Your goal:
Count the lines below that contain the word "chevron". Give only the number.

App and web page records
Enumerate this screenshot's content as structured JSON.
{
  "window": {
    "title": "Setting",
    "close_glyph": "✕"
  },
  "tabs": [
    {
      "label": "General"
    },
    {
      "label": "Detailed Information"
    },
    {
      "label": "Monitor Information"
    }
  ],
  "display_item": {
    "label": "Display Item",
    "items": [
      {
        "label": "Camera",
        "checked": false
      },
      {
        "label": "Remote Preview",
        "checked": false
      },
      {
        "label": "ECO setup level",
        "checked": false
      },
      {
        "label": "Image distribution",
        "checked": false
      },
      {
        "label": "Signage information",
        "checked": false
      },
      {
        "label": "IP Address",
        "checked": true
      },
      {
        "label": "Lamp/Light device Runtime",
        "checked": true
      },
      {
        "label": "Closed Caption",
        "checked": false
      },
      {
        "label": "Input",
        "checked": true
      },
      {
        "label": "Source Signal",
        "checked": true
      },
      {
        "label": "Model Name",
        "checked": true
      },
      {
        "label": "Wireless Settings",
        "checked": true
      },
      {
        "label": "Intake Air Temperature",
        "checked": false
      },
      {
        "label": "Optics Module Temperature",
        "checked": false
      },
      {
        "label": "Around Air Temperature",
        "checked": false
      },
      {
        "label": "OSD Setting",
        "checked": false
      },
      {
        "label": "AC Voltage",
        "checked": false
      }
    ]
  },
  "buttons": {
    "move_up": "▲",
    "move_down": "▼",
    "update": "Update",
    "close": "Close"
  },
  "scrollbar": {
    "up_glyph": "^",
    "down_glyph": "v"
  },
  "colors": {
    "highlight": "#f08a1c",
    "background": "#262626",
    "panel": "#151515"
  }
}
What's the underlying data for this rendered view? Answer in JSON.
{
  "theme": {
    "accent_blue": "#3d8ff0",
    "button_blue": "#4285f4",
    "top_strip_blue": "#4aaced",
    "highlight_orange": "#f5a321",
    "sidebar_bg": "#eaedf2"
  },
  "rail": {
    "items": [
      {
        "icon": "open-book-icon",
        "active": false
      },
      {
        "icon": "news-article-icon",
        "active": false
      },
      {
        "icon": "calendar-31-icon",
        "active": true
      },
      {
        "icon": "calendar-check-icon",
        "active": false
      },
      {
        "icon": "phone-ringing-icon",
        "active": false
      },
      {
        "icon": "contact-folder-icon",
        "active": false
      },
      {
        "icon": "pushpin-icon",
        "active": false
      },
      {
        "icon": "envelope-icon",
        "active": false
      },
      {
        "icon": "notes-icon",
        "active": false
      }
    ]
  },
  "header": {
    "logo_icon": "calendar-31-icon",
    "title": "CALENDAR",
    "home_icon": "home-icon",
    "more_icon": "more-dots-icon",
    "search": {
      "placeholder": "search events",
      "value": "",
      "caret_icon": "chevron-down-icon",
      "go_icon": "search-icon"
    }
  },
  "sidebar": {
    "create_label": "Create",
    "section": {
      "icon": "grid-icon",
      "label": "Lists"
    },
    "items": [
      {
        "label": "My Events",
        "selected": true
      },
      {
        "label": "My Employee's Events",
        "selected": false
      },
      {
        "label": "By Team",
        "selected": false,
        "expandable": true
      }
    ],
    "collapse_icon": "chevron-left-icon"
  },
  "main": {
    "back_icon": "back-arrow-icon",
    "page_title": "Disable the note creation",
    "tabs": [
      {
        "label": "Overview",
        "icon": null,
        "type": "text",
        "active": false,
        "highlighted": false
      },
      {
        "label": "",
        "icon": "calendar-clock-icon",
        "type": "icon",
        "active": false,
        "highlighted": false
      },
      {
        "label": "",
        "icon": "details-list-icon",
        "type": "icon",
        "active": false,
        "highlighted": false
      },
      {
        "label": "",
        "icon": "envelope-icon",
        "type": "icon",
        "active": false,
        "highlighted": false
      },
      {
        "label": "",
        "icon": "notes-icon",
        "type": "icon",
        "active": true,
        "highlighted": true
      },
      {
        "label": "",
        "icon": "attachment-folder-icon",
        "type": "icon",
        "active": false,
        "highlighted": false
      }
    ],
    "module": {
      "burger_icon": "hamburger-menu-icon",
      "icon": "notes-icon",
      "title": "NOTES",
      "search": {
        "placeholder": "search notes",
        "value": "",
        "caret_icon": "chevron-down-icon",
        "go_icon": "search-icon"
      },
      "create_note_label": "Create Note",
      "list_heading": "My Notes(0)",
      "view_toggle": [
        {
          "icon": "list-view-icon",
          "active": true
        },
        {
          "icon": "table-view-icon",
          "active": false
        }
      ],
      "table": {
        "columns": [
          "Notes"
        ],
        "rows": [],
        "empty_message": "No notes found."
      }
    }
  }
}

Exercise response:
3